• Exercise description: In the data below, find every line with the word "true" and copy it.

━━━ Data to examine

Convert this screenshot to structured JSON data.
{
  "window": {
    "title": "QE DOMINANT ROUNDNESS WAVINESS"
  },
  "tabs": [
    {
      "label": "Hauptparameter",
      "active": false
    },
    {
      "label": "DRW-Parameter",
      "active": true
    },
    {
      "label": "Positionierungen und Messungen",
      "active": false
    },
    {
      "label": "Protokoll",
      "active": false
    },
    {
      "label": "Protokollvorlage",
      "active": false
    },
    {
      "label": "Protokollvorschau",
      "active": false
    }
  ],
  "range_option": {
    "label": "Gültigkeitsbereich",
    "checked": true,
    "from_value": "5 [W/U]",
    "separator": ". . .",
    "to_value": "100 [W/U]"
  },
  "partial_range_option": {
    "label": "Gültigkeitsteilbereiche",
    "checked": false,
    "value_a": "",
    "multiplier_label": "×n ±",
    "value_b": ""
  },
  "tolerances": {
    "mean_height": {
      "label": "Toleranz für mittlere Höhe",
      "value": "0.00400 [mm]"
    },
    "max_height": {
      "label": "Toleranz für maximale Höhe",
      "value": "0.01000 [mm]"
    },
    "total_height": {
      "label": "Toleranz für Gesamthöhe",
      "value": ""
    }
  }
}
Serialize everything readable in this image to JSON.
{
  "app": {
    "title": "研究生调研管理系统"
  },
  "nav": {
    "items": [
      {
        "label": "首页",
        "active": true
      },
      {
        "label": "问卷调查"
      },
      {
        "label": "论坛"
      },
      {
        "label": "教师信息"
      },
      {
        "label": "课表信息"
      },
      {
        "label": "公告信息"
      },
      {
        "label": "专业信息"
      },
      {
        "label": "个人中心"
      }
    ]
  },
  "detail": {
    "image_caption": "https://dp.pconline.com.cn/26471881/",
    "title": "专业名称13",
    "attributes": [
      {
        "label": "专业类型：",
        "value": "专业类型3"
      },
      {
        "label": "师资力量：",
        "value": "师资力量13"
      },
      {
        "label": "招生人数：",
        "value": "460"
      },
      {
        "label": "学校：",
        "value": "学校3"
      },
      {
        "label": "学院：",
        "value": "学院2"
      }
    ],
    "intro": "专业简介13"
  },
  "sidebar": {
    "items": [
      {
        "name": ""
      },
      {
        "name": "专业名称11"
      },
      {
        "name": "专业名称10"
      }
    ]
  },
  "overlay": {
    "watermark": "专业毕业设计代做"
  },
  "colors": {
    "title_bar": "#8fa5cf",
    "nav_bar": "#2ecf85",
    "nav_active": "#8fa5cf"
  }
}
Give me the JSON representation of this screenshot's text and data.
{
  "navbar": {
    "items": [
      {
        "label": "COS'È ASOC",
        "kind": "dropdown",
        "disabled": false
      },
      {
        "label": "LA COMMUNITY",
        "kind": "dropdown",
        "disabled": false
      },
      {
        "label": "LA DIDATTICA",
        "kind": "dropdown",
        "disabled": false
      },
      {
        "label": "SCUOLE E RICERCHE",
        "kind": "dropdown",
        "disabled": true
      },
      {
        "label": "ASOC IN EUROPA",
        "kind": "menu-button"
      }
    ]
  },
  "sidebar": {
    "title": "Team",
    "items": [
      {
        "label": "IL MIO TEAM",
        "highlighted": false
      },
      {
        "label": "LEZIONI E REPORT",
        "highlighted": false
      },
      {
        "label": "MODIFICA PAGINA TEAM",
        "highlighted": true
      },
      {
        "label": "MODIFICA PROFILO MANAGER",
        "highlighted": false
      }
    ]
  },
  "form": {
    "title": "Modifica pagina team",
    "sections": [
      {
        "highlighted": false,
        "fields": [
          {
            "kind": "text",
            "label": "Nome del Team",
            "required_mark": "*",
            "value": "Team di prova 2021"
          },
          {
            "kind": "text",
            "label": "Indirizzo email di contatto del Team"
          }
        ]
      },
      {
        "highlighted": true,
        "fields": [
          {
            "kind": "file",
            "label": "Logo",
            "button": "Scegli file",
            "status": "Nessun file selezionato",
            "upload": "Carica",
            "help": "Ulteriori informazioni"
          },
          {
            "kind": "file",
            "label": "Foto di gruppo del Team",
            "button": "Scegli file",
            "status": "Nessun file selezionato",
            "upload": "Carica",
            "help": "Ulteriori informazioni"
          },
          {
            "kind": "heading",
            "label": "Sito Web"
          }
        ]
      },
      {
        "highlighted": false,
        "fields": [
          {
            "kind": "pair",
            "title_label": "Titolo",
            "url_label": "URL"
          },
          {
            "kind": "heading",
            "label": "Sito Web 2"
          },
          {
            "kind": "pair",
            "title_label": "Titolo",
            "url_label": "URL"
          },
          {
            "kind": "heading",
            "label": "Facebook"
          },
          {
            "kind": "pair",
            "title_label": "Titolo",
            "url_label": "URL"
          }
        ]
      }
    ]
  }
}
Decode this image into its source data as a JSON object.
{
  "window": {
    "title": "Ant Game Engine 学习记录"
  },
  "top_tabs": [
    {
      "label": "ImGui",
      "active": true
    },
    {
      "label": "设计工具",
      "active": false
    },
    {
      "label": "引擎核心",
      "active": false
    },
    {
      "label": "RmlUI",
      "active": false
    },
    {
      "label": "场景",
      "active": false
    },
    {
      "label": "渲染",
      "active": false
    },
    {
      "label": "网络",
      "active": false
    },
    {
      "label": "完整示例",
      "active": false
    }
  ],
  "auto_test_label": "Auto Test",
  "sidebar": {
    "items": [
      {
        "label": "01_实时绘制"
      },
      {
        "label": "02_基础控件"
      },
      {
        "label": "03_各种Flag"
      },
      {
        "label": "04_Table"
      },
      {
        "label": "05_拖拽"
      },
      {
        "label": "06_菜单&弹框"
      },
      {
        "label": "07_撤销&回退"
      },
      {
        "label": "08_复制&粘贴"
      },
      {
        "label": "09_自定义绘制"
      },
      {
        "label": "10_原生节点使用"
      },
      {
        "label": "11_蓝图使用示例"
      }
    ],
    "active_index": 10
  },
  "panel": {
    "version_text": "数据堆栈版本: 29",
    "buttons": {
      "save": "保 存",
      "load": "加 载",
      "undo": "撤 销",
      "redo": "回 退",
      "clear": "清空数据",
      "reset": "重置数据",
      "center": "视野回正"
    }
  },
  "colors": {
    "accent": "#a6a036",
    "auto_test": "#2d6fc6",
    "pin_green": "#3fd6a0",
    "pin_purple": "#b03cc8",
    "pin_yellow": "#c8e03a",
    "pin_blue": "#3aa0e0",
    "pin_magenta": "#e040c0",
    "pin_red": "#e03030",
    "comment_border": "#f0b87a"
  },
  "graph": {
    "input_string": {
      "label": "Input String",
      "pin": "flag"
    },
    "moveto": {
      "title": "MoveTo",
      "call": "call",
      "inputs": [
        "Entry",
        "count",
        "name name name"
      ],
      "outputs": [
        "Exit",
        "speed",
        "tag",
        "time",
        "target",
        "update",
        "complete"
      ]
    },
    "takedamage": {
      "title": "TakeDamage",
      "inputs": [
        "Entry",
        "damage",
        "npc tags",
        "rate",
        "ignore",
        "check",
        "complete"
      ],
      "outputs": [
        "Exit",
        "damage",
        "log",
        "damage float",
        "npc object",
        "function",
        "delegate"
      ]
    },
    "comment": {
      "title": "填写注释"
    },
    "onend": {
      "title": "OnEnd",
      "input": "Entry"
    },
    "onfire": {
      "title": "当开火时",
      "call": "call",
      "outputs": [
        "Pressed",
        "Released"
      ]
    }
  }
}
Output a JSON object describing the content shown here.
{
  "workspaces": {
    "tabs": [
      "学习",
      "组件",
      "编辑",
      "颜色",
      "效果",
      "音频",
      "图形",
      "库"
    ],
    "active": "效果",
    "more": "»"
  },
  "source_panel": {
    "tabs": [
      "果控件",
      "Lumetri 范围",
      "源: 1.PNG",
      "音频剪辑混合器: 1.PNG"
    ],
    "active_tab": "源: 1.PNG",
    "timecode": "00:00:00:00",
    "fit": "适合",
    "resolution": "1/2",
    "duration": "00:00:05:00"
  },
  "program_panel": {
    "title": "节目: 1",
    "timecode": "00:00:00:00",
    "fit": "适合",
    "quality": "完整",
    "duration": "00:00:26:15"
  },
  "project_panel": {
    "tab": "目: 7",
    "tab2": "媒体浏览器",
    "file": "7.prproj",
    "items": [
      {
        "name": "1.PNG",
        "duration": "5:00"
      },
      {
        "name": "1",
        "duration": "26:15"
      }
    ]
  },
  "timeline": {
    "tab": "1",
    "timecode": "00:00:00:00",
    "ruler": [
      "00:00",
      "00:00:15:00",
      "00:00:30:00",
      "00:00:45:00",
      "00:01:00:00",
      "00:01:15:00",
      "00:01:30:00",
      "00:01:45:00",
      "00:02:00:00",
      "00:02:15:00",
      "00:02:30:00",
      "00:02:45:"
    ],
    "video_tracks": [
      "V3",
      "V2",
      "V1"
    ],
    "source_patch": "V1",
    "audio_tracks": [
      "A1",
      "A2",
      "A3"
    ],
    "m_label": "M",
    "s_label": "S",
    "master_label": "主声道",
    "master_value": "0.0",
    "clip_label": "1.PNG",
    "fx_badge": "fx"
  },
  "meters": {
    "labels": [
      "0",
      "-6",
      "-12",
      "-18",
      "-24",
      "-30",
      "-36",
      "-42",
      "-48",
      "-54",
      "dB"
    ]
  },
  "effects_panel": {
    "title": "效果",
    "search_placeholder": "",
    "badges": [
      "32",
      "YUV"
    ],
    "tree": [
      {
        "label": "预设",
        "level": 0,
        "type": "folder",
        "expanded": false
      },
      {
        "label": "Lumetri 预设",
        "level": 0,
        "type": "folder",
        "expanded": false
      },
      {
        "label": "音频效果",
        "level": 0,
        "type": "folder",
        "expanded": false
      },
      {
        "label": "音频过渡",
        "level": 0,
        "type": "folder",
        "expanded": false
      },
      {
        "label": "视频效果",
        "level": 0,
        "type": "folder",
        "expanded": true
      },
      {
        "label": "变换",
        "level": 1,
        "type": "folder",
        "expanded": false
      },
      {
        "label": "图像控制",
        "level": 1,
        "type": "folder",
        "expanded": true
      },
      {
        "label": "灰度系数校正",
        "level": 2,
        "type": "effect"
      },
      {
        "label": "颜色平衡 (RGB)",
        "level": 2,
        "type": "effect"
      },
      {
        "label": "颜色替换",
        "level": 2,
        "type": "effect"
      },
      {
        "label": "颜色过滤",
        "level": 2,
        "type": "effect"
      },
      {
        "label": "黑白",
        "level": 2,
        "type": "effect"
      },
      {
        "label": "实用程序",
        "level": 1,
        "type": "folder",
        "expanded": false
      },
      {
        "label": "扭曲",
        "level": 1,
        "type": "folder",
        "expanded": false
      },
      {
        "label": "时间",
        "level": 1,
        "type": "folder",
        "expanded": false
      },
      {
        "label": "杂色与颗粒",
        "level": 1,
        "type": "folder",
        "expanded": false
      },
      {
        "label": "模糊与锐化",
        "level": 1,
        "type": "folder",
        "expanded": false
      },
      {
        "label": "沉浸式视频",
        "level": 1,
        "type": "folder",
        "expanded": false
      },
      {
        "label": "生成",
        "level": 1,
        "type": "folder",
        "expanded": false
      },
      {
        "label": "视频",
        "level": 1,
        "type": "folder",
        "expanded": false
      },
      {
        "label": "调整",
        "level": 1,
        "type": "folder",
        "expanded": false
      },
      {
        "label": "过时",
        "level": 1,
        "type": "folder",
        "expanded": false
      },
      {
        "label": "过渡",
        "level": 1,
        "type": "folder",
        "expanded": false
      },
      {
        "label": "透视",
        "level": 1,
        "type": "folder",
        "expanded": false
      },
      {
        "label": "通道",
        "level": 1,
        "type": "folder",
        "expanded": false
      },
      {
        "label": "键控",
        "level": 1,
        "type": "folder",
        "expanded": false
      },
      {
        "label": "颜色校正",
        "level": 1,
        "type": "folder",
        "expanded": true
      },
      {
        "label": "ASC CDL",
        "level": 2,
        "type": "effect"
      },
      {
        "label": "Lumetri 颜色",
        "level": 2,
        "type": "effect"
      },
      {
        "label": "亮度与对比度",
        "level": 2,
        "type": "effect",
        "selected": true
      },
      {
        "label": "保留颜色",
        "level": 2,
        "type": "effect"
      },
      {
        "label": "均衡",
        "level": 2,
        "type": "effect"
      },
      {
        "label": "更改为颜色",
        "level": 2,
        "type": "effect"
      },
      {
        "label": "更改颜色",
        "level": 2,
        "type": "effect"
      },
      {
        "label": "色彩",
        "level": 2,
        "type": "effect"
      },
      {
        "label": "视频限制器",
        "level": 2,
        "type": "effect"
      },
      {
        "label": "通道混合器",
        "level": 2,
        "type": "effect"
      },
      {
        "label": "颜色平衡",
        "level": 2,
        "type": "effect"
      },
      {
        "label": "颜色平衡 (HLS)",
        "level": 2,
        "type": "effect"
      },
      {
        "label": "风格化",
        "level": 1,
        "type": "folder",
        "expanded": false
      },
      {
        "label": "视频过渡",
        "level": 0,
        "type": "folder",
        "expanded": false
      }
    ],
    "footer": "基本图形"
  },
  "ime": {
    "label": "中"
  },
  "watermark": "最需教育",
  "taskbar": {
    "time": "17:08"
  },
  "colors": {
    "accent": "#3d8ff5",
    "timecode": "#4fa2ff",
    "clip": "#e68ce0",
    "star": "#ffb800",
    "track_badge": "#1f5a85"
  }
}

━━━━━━

• Answer space:
      "active": true
    "checked": true,
        "active": true
        "disabled": true
        "highlighted": true
        "highlighted": true,
      "active": true
        "expanded": true
        "expanded": true
        "expanded": true
        "selected": true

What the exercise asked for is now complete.